Abstract Submission No. IO50-05-0051PresentationPoster


D Rajan*1

1 NCMRWF, Ministry of Earth Sciences, Noida, UP, India


The Indian summer monsoon is an important part of the boreal summer monsoon covering south and south East Asia. In this study we examine both the intensity and frequency of rainfall estimated from the space-based observation and the precipitation predicted by the global models those are operational at the National Centre for Medium Range Weather Forecasting (NCMRWF). Over the Indian Oceanic region the Tropical Rainfall Measuring Mission (TRMM) satellites with the precipitation radar and the microwave imager; estimation of rainfall are available over a shorter time resolution. During the monsoon 2014 over most of the North Indian Ocean the hour of maximum precipitation is between 03 and 09 UTC and is almost equally distributed around the local noon. Over the Arabian Sea, there is a spatially coherent pattern in the mode of the peak at 09 UTC, whereas over the Bay of Bengal it is 06, 09 and 12 UTC. The hour of maximum precipitation computed from the model forecasts amounts indicates the early release of convective instability and precipitation in the models compared to that observed in the atmosphere. In the equatorial Indian Ocean, while most of the western parts show a late night/early morning peaks. During the monsoon, westerly winds prevail along the west coast of India and their interaction with the land breeze leads to maximum precipitation at late night/early morning hours. Occasionally, convective cells forming over sea drift inland under suitable synoptic wind conditions leading to a maximum in precipitation in the early morning.

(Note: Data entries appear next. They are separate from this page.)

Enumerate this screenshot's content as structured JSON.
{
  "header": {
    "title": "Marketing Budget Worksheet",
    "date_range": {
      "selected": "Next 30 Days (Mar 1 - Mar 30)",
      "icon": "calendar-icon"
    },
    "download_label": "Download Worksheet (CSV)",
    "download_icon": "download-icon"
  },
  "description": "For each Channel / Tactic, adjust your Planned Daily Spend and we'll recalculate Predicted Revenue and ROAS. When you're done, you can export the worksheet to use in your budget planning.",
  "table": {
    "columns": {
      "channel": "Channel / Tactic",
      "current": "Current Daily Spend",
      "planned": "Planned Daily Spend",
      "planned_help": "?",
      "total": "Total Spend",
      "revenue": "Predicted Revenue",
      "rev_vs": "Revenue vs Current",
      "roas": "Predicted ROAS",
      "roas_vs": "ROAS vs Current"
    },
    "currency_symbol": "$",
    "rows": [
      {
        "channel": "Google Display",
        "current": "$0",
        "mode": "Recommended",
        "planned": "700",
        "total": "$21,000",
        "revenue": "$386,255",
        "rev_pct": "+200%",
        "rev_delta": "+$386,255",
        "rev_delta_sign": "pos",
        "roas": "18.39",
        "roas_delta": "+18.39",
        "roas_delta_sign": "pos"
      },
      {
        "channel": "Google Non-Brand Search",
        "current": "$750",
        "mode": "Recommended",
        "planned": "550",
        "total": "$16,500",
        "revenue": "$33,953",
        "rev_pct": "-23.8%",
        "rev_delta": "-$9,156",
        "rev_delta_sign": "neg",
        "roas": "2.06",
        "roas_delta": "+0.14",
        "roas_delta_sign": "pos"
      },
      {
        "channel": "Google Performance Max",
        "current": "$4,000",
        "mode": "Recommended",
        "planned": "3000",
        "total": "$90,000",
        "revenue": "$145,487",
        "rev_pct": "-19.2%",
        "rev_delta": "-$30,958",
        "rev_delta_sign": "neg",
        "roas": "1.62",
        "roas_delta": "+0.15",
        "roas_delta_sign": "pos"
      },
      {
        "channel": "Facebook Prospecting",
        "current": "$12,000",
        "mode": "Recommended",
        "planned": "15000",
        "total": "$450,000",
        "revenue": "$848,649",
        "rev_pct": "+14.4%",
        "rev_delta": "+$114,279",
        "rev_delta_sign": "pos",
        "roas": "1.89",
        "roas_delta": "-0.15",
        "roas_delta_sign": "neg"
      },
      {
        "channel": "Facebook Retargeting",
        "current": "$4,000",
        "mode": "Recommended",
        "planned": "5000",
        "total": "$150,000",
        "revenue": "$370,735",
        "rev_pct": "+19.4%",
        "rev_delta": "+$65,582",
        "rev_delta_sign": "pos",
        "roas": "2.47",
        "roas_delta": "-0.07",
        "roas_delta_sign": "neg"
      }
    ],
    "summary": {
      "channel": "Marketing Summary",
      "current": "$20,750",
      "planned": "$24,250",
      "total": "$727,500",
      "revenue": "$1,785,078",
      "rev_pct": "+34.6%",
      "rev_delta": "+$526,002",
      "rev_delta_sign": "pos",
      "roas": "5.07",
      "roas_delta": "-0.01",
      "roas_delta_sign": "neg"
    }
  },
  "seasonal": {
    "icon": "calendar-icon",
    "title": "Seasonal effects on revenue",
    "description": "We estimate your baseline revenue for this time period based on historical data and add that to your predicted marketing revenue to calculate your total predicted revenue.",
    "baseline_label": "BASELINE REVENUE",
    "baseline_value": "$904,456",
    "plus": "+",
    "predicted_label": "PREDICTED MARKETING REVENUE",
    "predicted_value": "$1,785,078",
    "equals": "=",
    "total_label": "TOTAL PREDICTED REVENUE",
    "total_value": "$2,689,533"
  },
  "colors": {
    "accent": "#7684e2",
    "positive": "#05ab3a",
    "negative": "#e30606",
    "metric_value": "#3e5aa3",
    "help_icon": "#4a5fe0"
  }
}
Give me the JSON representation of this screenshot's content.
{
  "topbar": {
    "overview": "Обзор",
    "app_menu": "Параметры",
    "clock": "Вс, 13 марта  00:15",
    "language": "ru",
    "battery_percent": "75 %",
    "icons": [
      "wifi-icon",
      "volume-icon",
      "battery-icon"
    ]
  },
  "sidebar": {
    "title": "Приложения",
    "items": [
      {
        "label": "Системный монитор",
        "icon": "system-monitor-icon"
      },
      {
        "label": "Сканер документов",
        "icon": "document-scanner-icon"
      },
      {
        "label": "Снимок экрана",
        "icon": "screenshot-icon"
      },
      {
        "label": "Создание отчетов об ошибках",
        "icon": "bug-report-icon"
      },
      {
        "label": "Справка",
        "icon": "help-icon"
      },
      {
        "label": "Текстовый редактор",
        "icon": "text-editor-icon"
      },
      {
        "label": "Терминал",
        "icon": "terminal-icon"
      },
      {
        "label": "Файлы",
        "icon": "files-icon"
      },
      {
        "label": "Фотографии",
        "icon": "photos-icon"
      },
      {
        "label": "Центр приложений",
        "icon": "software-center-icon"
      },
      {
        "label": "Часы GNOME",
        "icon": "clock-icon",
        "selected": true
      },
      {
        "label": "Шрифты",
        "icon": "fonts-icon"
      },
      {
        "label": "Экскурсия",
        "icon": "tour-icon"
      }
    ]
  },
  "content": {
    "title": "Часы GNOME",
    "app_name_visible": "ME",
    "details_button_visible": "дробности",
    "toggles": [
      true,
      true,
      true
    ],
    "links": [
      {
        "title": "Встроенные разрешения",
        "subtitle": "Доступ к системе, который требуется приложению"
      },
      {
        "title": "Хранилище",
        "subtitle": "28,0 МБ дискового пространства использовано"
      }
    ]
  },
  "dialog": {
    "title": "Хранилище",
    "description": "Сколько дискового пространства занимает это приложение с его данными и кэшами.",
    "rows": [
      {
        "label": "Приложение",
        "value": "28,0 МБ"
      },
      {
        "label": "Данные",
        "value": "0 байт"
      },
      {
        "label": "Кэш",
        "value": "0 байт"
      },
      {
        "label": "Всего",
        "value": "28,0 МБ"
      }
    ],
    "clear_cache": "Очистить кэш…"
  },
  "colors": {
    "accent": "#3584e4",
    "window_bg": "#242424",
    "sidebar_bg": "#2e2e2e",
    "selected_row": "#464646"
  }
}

Also, over the sea areas away from the coast, the hour of maximum precipitation occurs at the time of maximum relative humidity close to noon time. The above results will also be examined for the monsoon 2015.